Officials of the Department of Agricultural Extension (DAE) and different NGOs said harvest of cultivated crops on shoals, silted-up riverbeds and char lands continues in full swing and will end before the commencement of the next rainy season.The poor and landless char and riverside people have brought around one-lakh hectares of char lands in around 350 char villages under farming of various crops in all five districts of the region during this Rabi season.
They have mostly cultivated pumpkin, mustard, watermelon, ‘kawn’, onion, garlic, chili, pulses, potatoes and other vegetables, maize, wheat, squash, gourd, capsicum, Boro rice, groundnut, banana and many other crops on these lands this season, reports BSS.
“Char people have already completed harvest of many varieties of crops as the process will continue till mid-May next,” said Additional Director of the DAE at its Rangpur regional office, Agriculturalist Khandker Abdul Wahed.
Braving natural disasters like floods and river erosion every year, many char and riverside villagers have achieved self-reliance by cultivating crops using intercropping methods on char lands in the last 12 years in the region.
“The DAE has put maximum efforts on ensuring best use of char lands through providing assistance and technologies to people living there to increase crop output for improving their livelihoods and attaining food security amid changing climate,” Wahed said.
Talking to the agency, Senior Coordinator (Agriculture and Environment) of RDRS Bangladesh Agriculturist Mamunur Rashid said crop cultivation on shoals, dried up riverbeds and char lands is expanding every year.“Many char families, who are beneficiaries of different government organisations and NGOs, have cultivated crops on char lands and dried-up riverbeds of the Brahmaputra, Teesta, Dharla, Kartoa and other rivers across the region this season,” he said.

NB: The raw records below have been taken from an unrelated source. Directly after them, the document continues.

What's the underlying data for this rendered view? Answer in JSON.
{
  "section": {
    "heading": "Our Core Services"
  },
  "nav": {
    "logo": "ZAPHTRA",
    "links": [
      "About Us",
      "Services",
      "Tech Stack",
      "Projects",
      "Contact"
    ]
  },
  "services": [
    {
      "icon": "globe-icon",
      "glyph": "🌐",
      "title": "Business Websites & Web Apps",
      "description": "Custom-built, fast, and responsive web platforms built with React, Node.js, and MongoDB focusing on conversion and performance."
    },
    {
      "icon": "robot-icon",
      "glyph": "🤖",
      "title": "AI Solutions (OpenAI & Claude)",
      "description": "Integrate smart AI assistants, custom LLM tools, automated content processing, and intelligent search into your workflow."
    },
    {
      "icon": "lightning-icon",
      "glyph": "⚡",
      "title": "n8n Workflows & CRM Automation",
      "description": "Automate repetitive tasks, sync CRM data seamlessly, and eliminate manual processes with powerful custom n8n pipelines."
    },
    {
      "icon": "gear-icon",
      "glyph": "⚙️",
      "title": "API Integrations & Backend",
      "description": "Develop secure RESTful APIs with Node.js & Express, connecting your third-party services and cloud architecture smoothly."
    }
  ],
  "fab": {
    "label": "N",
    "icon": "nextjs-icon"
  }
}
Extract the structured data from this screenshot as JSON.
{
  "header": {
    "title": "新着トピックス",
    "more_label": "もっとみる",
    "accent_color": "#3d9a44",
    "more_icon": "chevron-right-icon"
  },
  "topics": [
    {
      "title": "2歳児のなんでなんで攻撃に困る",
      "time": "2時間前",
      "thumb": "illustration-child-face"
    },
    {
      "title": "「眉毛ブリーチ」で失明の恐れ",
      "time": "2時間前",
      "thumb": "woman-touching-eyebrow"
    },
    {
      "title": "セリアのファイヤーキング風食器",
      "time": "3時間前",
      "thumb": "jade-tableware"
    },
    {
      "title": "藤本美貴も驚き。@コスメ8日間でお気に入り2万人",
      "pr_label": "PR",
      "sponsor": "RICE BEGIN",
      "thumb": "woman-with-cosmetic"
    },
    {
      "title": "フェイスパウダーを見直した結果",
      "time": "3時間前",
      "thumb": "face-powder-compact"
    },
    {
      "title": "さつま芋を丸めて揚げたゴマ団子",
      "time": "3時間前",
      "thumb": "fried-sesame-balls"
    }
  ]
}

Around 48,000 char and riverside families have achieved self-reliance by farming various crops on these lands improving their livelihoods and living standard with support of the DAE and different NGOs in the last 12 years in the region, Rashid added.
Talking to the agency, Abdur Razzaque, Morsheda Begum, Mahbub Alam and Kochhim Uddin of village Paschim Mohipur on the Teesta riverbank in Gangachara upazila in Rangpur said they have won poverty by cultivating various crops on char lands.
“By cultivating pumpkins with other crops on one acre of char lands adopting intercropping methods on the Teesta riverbed, I am expecting to earn a net profit of Taka one lakh after completing harvest by mid-May this year,” said Razzaque.
Similarly, Abdul Aziz of village Char Dakshin Kharibari in Nilphamari, Nur Islam of village Korpura in Kurigram, Moktar Ali and Maloti Rani of village Char Taluk Shahbaz in Rangpur narrated success stories of farming crops on char lands to change fortunes.
Maloti Rani said she has cultivated pumpkins by planting 180 saplings on sandy char lands on the Teesta riverbed spending Taka 80,000 this season.
“I have already started harvesting pumpkins with an average weight between two to seven kg each,” she said, adding that she is expecting to earn a net profit of Taka 2.50-lakh this season.